Top of Information
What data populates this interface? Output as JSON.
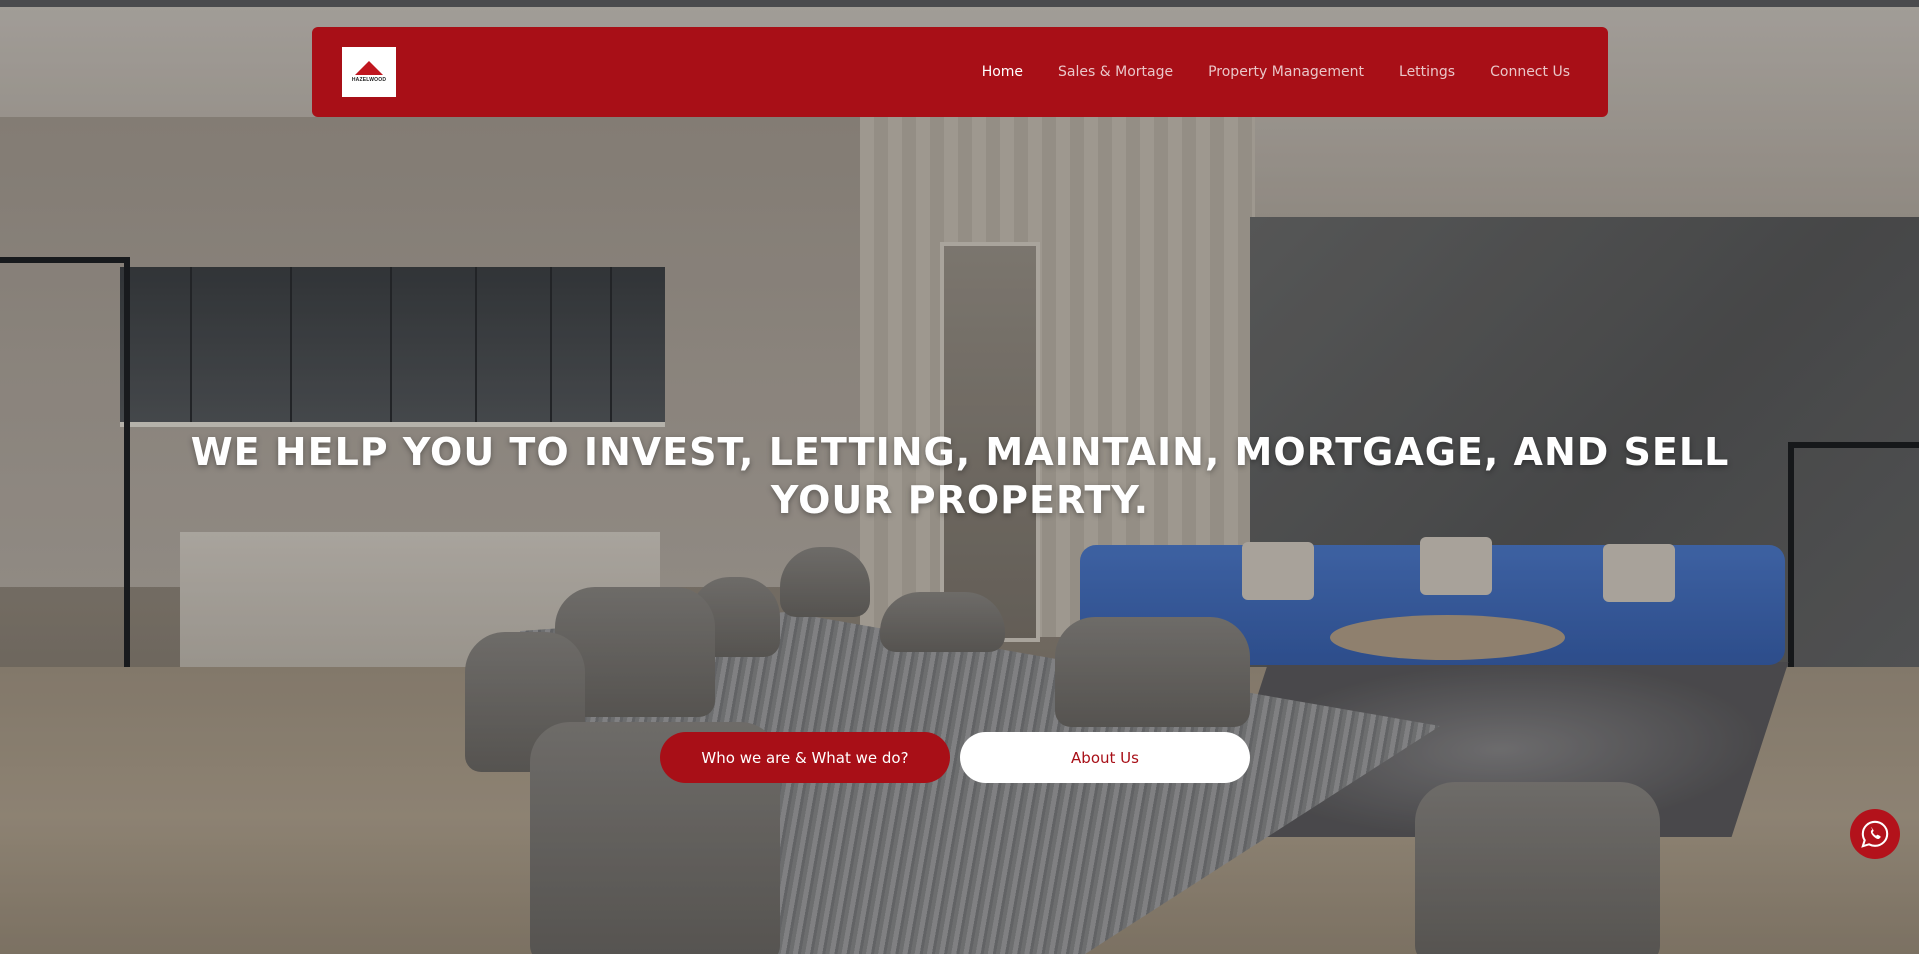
{
  "nav": {
    "logo_text": "HAZELWOOD",
    "items": [
      {
        "label": "Home",
        "active": true
      },
      {
        "label": "Sales & Mortage",
        "active": false
      },
      {
        "label": "Property Management",
        "active": false
      },
      {
        "label": "Lettings",
        "active": false
      },
      {
        "label": "Connect Us",
        "active": false
      }
    ]
  },
  "hero": {
    "headline_line1": "WE HELP YOU TO INVEST, LETTING, MAINTAIN, MORTGAGE, AND SELL",
    "headline_line2": "YOUR PROPERTY.",
    "primary_button": "Who we are & What we do?",
    "secondary_button": "About Us"
  },
  "floating": {
    "whatsapp_icon": "whatsapp-icon"
  },
  "colors": {
    "brand_red": "#a80f17",
    "white": "#ffffff"
  }
}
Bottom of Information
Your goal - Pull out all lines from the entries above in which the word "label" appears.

Final answer -
        "label": "Home",
        "label": "Sales & Mortage",
        "label": "Property Management",
        "label": "Lettings",
        "label": "Connect Us",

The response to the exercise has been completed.